Joint marketing initiatives (between the public and private sectors), joint sharing of brochure costs, reduced fees and better service at the airports. Look at similar initiatives to that afforded to tour operators in Egypt through some form of hotel fund to assist tour operators and ensure they continue to take commitments with a range of load factor incentives for IT tour operators. Other than that it’s difficult to see what else they can do which is within their control. Many in the industry, locally and abroad, are suggesting Cyprus is an expensive destination. Although appreciating the Euro effect, Cyprus is considered a more expensive destination compared to nearby competitors within Greece and of course Turkey and Egypt (all around similar flying times). Possibly Cyprus’ product is better than some other destinations, but certainly from our experience the airport infrastructure is poorer and yet the costs paid for it and lack of consideration of what airlines are saying, will be a determent to the Island as passengers will have (as have airlines with costs and delays) had to bear the brunt of this. They will undoubtedly tell others of their experiences, which again might make potential customers vote with their feet.We are adding Birmingham-Larnaca to our scheduled route network effective summer 2009, thus ensuring that all our major fixed bases have scheduled operations to Larnaca (Gatwick, Luton, Birmingham and Manchester). Gatwick operates 5 times per week, Luton daily, Manchester 6 times per week and Birmingham twice weekly.On our charter network we have added two additional flights to Paphos (one Gatwick and one Manchester) and maintained our charter presence on Larnaca (only two flights). We now operate over 122,000 seats each summer to Paphos on charter, however have found it increasingly difficult to build a charter network in the winter and therefore the destination remains a summer only destination for us, something we would clearly like to address. It is however fair to say that Paphos is not doing as well and we are seeing a particular softness on the revenue side. This is possibly explained by the Euro factor, however there is a more noticeable softening on Cyprus than shall we say on Greece.How was your performance to Cyprus in 2008 and how does this compare to previous years?2008 was difficult insofar as having to control the costs due to the high increases in fuel costs. However, during both 2007 and 2008 we saw far greater cost increases in Cyprus as a result of the control of the airport infrastructure being handed over to Hermes, who then implemented huge cost rises which we were simply unable to recover.

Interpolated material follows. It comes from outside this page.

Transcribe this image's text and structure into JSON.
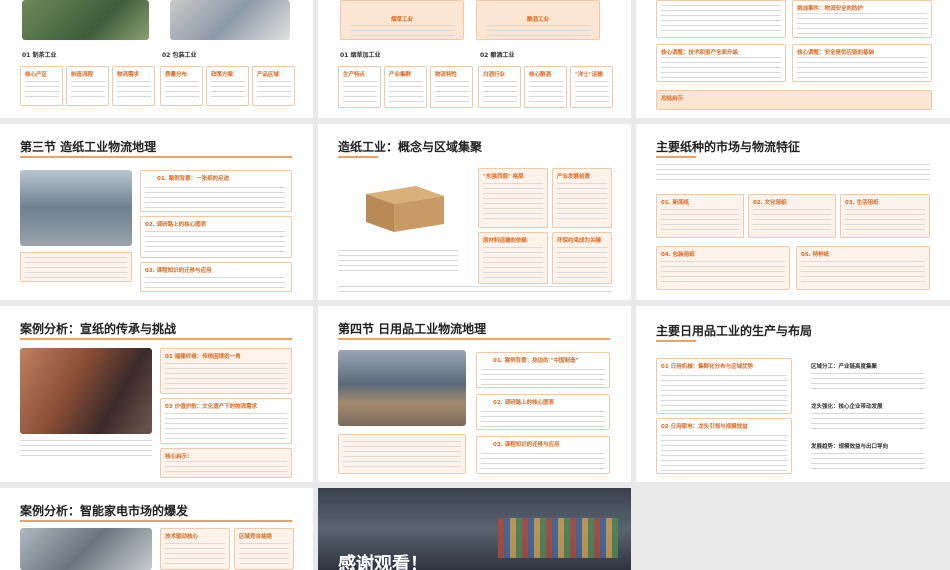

This coupled with lack of resources, manifesting itself in poor service to customers undoubtedly left passengers feeling as if a sub-standard product was being offered. Delay to the terminal opening in Larnaca will not help this situation, nor will the airport infrastructure cost base in comparison with elsewhere in the Eastern Med. How will the economic crisis affect Cyprus’ tourism industry?Thus far we are seeing the economic impact being to 1) traditional booking patterns becoming much later and 2) a definite softening in yield. As passengers seek cheap alternatives, they leave the decision on if and when they travel to the last minute (probably due to uncertainty about their own employment prospects more than anything else). This also will have a profound affect (as will the FX rate) on the numbers of people buying second homes in the sun. This will in turn affect the Cyprus market considerably along with its prospects for growth. A secondary issue is that with those who had more affluence, they are seeing very little return on their savings, which may have previously been used to fund second/third holidays. Lastly those who relied on their pension growth and had more freedom to travel will also be feeling the effects on their income. All in all, this is leading to a definite impact and particularly on more discretionary second and third holidays.What advice can you offer to combat these affects?

For further

Every week, the HON team brings you an expert look at the world of hospitality. By becoming a member, you will have access to a complete ecosystem: exclusive content, jobs, etc.


Sign up to add topics in favorite. Sign up to add categories in favorite. Sign up to add content in favorite. Register for free to vote for the application.

Already signed up? Already signed up? Already signed up? Already registered?